Dream Green Modern Look, lightweight =>Click here to read more on Amazon
Hobbs Batting Heirloom 80/20, Vintage Look, Lightweight (Heirloom) =>Click here to read more on Amazon
Heirloom Premium Cotton Vintage Look, Heavyweight (Heirloom) =>Click here to read more on Amazon
Cloud Loft Puffy Look, Warm =>Click here to read more on Amazon
The Warm Company Warm and Natural, Vintage Look, Heavyweight (Heirloom) =>Click here to read more on Amazon
Warm and White, Vintage Look, Lightweight =>Click here to read more on Amazon
Warm 80/20 Vintage Look, Lightweight =>Click here to read more on Amazon
Wall Hanging/Table Runner
Since warmth is not a factor, the choices here are fairly simple.
Typically you are looking for a low loft product made from polyester or a polyester cotton blend. Polyester or polyester blends can be hand quilted, tied, or machine quilted.
Quilters Dream 70/30 Poly Cotton Blend =>Click here to read more on Amazon
The Warm Company Warm 80/20 Poly Cotton Blend =>Click here to read more on Amazon
Hobbs Batting Poly/Down =>Click here to read more on Amazon
Nothing beats snuggling under a warm lap quilt during the cold winter months.
If you made the lap quilt in flannel, you would want to choose wool for your batting.
A lap quilt can be either heavy or lightweight in any loft you like. These can be hand quilted, tied, or machine quilted.
Quilters Dream Dream Orient =>Click here to read more on Amazon
Dream Puff (warmth) =>Click here to read more on Amazon

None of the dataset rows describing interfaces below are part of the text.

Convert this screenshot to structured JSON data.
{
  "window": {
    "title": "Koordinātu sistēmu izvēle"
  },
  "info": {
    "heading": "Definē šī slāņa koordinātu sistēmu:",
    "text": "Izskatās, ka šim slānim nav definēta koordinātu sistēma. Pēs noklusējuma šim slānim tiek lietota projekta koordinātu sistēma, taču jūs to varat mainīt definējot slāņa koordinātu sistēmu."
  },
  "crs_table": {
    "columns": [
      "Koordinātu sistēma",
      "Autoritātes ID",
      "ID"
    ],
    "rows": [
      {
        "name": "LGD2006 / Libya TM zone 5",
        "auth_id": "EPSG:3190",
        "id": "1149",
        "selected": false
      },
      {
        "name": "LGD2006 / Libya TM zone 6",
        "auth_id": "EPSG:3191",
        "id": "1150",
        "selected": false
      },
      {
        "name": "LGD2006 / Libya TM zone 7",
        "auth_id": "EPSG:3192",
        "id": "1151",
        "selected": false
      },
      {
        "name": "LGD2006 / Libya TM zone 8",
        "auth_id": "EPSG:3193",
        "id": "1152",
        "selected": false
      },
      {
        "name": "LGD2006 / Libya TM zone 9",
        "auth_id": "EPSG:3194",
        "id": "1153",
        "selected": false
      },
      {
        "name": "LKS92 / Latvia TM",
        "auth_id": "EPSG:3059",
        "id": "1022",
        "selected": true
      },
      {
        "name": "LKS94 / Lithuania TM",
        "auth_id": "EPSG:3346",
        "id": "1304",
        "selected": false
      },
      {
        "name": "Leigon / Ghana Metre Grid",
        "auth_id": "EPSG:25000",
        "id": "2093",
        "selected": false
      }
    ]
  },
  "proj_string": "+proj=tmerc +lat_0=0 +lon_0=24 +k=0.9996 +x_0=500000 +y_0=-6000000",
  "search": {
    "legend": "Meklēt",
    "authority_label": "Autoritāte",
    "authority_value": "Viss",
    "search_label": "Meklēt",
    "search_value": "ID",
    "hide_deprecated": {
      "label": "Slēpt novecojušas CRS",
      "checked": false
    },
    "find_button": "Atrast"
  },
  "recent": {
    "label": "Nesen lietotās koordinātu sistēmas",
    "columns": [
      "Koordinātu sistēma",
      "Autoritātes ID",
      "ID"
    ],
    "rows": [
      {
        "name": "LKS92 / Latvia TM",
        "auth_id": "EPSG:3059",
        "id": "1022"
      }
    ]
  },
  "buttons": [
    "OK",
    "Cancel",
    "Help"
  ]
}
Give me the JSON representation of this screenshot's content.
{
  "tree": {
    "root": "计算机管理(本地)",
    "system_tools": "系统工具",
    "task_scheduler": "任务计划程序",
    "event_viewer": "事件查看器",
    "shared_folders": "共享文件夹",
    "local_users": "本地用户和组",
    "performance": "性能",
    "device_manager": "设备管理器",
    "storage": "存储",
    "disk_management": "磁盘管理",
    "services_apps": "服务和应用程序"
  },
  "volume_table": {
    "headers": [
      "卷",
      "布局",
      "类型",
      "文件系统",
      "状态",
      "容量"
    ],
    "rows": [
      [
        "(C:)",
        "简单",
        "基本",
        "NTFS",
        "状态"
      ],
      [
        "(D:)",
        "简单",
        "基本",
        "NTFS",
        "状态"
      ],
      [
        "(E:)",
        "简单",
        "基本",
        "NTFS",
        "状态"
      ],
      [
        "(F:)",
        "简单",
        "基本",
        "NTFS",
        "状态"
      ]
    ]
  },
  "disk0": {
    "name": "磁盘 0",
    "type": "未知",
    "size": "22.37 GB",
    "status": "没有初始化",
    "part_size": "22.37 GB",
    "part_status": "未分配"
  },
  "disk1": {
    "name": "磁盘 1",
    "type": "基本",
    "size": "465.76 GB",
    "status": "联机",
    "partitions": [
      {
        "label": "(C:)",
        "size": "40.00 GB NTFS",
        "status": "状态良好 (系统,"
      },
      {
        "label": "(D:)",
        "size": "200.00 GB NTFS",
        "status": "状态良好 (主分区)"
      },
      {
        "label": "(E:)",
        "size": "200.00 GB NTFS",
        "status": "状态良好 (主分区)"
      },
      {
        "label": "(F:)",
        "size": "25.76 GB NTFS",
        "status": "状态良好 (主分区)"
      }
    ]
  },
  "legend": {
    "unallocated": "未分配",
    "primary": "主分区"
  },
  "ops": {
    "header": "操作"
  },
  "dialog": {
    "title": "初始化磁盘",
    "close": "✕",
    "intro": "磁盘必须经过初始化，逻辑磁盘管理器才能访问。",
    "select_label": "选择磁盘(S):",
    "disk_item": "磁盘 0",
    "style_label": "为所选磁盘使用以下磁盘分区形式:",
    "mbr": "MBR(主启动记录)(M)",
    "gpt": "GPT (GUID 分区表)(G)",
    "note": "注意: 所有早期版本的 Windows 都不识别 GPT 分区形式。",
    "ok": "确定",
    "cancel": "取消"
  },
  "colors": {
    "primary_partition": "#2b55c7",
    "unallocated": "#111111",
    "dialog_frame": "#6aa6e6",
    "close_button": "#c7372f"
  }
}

Dream Green (lightweight) =>Click here to read more on Amazon
Dream Cotton (heavy) =>Click here to read more on Amazon
The Warm Company Warm and Natural (heavy) =>Click here to read more on Amazon
Warm and Plush (lightweight) =>Click here to read more on Amazon
Warm and White (lightweight) =>Click here to read more on Amazon
Hobbs Batting Heirloom Premium Cotton(heavy) =>Click here to read more on Amazon
As a new quilter, the choice in batting can seem quite overwhelming. Talking with an experienced quilter or quilt guild can lead to a wealth of knowledge on the subject of best batting.
Everyone will have an opinion on what they like, and most will agree on what they do not want. It honestly comes down to a matter of one’s preference depending on each situation.
Remember if you are going to spend the money and take the time to make a quilt, the batting choice should not be taken lightly. It really will affect the appearance and further use of the quilt.
This quilter recommends visiting local quilt shops to look at the displays on the wall. Ask the owner what type of batting went into the display.
You will see a common theme depending on the type of quilt. They will also provide recommendations based on their experience. A longarmer will also make worthy comments.
Listen to their thoughts and opinions on what brands quilt the best. They see the effects of good vs. bad batting first hand and will likely steer you away from batting that will waste your money.
A quilt worth quilting will deserve the best batting.